Task item:
Each line of the records below that contains "legend" needs to be copied.

(Web page and app entries)
++++++

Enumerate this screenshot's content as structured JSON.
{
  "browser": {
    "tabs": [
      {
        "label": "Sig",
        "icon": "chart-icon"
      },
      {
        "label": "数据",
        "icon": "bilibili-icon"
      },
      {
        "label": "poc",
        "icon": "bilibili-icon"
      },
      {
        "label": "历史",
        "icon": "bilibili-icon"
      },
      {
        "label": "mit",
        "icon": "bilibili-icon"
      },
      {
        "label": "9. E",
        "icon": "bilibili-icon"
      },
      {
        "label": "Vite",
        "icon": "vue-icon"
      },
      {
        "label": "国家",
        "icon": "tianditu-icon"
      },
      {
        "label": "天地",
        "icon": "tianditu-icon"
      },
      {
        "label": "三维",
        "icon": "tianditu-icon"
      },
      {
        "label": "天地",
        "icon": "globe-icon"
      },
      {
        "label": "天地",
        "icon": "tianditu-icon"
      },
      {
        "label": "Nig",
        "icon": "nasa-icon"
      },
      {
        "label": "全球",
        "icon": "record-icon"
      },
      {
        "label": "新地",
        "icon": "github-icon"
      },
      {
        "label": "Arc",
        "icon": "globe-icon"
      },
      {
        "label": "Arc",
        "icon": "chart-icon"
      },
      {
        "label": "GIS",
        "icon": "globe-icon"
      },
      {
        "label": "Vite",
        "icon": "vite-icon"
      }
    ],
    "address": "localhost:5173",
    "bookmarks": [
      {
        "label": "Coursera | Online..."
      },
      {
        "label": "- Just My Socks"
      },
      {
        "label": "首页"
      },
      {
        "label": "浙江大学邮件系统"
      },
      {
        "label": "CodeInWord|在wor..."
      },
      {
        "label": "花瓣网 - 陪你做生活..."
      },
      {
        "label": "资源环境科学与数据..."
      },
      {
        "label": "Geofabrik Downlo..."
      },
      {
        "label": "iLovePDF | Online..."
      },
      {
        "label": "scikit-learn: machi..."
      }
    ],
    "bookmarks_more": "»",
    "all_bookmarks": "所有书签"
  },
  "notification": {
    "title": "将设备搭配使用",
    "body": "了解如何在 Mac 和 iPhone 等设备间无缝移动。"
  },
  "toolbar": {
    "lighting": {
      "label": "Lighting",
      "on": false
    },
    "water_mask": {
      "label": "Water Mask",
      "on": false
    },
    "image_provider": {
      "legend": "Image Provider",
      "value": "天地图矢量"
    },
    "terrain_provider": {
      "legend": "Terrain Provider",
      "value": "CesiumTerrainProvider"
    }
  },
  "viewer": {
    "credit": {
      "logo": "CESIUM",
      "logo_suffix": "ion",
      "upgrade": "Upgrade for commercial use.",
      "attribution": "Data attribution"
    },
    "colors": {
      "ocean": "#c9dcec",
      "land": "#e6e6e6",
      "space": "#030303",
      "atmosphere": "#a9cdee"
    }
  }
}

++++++

Task response:
      "legend": "Image Provider",
      "legend": "Terrain Provider",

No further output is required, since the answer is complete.